The Industrial Revolution had an impact on various spheres of European society. Its primary consequence was urbanization; people started to move to cities to find jobs. The nature of work changed as well, as the focus on agriculture was shifted to the manufacturing of goods. Machines started to substitute humans; industries began to use new materials, including coal and iron, for production (Fernihough and O’Rourke 4). During the Industrial Revolution, the middle class started to emerge, which had not been largely present due to feudalism. The bourgeoisie became separated from the working class because of the increase in human capital. The revolution also resulted in the development of the sphere of traveling and communication. Steam engines allowed individuals to use railways and steamships, which presented new opportunities for trading and migration. The role of women changed too, as they have begun to work more hours. The demand for child labor caused the increase in birth rates. Finally, the revolution promoted changes in public health and life expectancy. The appearance of cotton improved the level of individuals’ hygiene, and the development of chemicals created an opportunity for medical advances.

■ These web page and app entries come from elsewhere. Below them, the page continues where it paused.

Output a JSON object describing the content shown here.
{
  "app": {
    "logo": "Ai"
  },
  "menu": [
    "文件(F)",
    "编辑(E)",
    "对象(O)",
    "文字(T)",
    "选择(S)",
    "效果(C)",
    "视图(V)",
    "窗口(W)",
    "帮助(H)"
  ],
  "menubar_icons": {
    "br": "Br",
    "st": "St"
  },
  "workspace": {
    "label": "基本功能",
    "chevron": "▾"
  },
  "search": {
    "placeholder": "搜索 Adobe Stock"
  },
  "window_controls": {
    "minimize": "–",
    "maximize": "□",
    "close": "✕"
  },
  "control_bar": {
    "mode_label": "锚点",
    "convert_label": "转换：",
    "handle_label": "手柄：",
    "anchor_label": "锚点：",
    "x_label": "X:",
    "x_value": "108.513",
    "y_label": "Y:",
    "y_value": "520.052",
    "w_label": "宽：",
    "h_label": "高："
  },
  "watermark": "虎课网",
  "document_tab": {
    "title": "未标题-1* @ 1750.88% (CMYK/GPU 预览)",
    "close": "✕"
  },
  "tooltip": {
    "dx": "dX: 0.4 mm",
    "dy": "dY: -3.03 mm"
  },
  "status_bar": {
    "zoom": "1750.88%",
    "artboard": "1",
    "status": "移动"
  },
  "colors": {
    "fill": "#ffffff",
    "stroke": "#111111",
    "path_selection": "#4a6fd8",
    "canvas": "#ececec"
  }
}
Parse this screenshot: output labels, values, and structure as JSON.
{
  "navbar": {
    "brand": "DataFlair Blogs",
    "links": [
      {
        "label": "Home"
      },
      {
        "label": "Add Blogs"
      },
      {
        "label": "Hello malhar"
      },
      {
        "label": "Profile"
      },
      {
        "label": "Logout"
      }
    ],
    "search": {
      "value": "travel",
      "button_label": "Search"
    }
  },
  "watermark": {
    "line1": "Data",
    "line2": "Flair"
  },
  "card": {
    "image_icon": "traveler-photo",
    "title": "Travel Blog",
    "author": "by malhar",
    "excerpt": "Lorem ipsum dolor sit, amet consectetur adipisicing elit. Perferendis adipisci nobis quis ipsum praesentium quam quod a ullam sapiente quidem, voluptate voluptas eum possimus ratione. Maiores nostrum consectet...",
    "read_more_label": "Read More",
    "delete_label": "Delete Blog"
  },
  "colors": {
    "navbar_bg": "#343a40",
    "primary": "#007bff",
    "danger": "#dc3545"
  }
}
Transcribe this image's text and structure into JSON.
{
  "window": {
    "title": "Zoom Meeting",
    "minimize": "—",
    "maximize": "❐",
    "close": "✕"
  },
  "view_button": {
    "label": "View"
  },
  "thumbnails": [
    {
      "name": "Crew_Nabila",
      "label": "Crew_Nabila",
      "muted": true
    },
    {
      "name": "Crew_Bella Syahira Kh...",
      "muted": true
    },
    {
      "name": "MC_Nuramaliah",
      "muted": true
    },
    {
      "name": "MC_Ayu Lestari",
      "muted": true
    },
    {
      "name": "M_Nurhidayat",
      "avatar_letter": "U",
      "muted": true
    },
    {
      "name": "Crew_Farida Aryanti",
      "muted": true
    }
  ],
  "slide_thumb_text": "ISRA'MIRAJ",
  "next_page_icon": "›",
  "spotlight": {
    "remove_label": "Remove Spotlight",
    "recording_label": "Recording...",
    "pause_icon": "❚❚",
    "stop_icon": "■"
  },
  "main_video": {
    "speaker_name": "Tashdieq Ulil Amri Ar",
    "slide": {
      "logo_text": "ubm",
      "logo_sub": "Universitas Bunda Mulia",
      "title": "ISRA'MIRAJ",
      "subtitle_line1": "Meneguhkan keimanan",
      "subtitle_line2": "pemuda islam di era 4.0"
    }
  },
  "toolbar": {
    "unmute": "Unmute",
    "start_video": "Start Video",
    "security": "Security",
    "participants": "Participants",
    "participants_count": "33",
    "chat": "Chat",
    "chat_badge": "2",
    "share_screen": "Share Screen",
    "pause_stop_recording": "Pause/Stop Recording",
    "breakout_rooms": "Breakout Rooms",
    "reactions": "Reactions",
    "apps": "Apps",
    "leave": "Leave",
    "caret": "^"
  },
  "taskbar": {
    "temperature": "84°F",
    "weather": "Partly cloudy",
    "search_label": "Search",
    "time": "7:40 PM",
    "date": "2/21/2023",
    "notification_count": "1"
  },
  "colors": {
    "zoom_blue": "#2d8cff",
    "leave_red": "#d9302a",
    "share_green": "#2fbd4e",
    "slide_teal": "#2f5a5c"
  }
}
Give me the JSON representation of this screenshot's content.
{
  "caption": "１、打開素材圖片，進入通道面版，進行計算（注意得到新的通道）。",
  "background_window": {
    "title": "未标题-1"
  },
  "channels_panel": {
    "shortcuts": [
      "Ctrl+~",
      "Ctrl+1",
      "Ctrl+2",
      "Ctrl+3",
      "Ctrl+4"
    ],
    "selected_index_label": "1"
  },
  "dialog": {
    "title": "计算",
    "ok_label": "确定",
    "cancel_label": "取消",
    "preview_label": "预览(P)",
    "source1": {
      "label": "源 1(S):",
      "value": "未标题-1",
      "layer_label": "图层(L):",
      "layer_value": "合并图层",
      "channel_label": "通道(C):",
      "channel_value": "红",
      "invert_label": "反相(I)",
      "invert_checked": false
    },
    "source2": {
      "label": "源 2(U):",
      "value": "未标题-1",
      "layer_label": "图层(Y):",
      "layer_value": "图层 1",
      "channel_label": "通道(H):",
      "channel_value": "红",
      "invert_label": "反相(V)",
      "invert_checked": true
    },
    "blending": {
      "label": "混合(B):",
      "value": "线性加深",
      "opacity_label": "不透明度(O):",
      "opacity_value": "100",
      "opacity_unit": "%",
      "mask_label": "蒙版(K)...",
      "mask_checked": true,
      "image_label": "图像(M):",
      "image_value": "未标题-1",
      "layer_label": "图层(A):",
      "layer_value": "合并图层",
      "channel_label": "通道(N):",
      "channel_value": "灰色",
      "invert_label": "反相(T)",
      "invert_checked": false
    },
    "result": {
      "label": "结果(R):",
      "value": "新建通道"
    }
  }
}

Criticism of Capitalism
Based on the description, I can say that although the document shows a dramatic perspective of the workers’ class conditions, Marx’s and Engel’s criticism of capitalism is reasonable. They claimed that even though it was once a progressive historical stage, there were internal contradictions in it. In their opinion, capital should be based on the relation between people, not between people and things. The description provides evidence of why capitalism was destructive for the society, as it did not unite it but divided it into separate groups. The richer people, including the owners of the factories, were not involved in labor, they only set rules for the workers. The employees started to develop a distinct dialect and have different principles and thoughts; they became significantly different from the bourgeoisie. Moreover, capitalism was destructive for people’s health, as their working conditions were very poor. The workers were exposed to carbonic acid gas continuously; they did not receive an efficient supply of oxygen. Capitalism made the employees its victims by depriving them of a good quality of life. Thus, Marx and Engels are correct in their criticism of the Capitalist system.
Fernihough, Alan, and Kevin H. O’Rourke. Coal and the European Industrial Revolution. 2014, Web.
Hartwell, Ronald M. The Industrial Revolution and Economic Growth. Routledge, 2017.
Makhlouf, Hany H. “The Labor Movements in the United States and the United Kingdom.” Review of Social Sciences, vol. 1, no. 4, 2016, pp. 21-26.